Work instructions: Write back every record verbatim.

Task inputs:
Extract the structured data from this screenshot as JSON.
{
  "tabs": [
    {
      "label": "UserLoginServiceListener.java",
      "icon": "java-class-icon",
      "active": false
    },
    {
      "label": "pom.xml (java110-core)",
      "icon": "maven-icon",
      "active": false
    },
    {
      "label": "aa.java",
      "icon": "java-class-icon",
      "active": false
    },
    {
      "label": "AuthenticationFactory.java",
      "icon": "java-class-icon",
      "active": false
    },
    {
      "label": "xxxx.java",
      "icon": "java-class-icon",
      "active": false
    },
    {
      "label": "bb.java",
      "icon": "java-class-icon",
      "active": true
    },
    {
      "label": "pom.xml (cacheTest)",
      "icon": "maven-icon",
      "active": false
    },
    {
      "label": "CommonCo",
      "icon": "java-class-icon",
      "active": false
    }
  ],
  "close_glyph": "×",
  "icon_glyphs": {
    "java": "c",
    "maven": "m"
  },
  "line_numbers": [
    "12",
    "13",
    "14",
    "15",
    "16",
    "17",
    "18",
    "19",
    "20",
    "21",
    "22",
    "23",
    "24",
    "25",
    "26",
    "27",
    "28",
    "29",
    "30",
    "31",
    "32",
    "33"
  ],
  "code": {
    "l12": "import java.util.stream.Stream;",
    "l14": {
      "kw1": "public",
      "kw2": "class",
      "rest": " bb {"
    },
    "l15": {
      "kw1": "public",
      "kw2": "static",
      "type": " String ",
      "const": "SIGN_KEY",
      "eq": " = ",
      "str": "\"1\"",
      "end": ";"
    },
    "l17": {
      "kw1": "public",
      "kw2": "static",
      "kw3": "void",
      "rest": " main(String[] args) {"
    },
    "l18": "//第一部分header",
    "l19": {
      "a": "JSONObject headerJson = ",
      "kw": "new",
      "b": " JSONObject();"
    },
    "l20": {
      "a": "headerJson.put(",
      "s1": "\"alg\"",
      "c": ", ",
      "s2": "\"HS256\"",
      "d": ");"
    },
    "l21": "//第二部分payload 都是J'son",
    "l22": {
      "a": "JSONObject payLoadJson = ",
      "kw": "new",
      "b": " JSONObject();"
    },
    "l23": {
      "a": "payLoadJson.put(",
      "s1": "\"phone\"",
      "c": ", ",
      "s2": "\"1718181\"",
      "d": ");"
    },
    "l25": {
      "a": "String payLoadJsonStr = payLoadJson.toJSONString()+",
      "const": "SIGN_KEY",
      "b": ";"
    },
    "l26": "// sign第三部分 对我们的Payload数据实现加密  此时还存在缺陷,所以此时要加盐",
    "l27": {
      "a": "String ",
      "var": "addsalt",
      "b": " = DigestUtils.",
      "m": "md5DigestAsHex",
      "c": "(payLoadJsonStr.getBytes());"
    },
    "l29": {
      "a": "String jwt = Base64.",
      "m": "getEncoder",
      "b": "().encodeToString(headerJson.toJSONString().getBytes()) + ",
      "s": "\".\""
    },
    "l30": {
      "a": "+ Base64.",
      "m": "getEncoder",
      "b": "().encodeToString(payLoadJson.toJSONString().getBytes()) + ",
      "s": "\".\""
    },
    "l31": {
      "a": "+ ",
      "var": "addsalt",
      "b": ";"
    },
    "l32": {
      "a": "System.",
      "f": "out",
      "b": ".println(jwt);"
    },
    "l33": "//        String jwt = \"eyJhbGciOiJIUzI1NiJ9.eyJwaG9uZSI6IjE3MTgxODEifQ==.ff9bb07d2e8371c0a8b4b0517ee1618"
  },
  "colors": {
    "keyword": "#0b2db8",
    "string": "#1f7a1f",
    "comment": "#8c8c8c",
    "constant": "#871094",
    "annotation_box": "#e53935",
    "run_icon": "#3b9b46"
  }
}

Answer box:
Extract the structured data from this screenshot as JSON.
{
  "tabs": [
    {
      "label": "UserLoginServiceListener.java",
      "icon": "java-class-icon",
      "active": false
    },
    {
      "label": "pom.xml (java110-core)",
      "icon": "maven-icon",
      "active": false
    },
    {
      "label": "aa.java",
      "icon": "java-class-icon",
      "active": false
    },
    {
      "label": "AuthenticationFactory.java",
      "icon": "java-class-icon",
      "active": false
    },
    {
      "label": "xxxx.java",
      "icon": "java-class-icon",
      "active": false
    },
    {
      "label": "bb.java",
      "icon": "java-class-icon",
      "active": true
    },
    {
      "label": "pom.xml (cacheTest)",
      "icon": "maven-icon",
      "active": false
    },
    {
      "label": "CommonCo",
      "icon": "java-class-icon",
      "active": false
    }
  ],
  "close_glyph": "×",
  "icon_glyphs": {
    "java": "c",
    "maven": "m"
  },
  "line_numbers": [
    "12",
    "13",
    "14",
    "15",
    "16",
    "17",
    "18",
    "19",
    "20",
    "21",
    "22",
    "23",
    "24",
    "25",
    "26",
    "27",
    "28",
    "29",
    "30",
    "31",
    "32",
    "33"
  ],
  "code": {
    "l12": "import java.util.stream.Stream;",
    "l14": {
      "kw1": "public",
      "kw2": "class",
      "rest": " bb {"
    },
    "l15": {
      "kw1": "public",
      "kw2": "static",
      "type": " String ",
      "const": "SIGN_KEY",
      "eq": " = ",
      "str": "\"1\"",
      "end": ";"
    },
    "l17": {
      "kw1": "public",
      "kw2": "static",
      "kw3": "void",
      "rest": " main(String[] args) {"
    },
    "l18": "//第一部分header",
    "l19": {
      "a": "JSONObject headerJson = ",
      "kw": "new",
      "b": " JSONObject();"
    },
    "l20": {
      "a": "headerJson.put(",
      "s1": "\"alg\"",
      "c": ", ",
      "s2": "\"HS256\"",
      "d": ");"
    },
    "l21": "//第二部分payload 都是J'son",
    "l22": {
      "a": "JSONObject payLoadJson = ",
      "kw": "new",
      "b": " JSONObject();"
    },
    "l23": {
      "a": "payLoadJson.put(",
      "s1": "\"phone\"",
      "c": ", ",
      "s2": "\"1718181\"",
      "d": ");"
    },
    "l25": {
      "a": "String payLoadJsonStr = payLoadJson.toJSONString()+",
      "const": "SIGN_KEY",
      "b": ";"
    },
    "l26": "// sign第三部分 对我们的Payload数据实现加密  此时还存在缺陷,所以此时要加盐",
    "l27": {
      "a": "String ",
      "var": "addsalt",
      "b": " = DigestUtils.",
      "m": "md5DigestAsHex",
      "c": "(payLoadJsonStr.getBytes());"
    },
    "l29": {
      "a": "String jwt = Base64.",
      "m": "getEncoder",
      "b": "().encodeToString(headerJson.toJSONString().getBytes()) + ",
      "s": "\".\""
    },
    "l30": {
      "a": "+ Base64.",
      "m": "getEncoder",
      "b": "().encodeToString(payLoadJson.toJSONString().getBytes()) + ",
      "s": "\".\""
    },
    "l31": {
      "a": "+ ",
      "var": "addsalt",
      "b": ";"
    },
    "l32": {
      "a": "System.",
      "f": "out",
      "b": ".println(jwt);"
    },
    "l33": "//        String jwt = \"eyJhbGciOiJIUzI1NiJ9.eyJwaG9uZSI6IjE3MTgxODEifQ==.ff9bb07d2e8371c0a8b4b0517ee1618"
  },
  "colors": {
    "keyword": "#0b2db8",
    "string": "#1f7a1f",
    "comment": "#8c8c8c",
    "constant": "#871094",
    "annotation_box": "#e53935",
    "run_icon": "#3b9b46"
  }
}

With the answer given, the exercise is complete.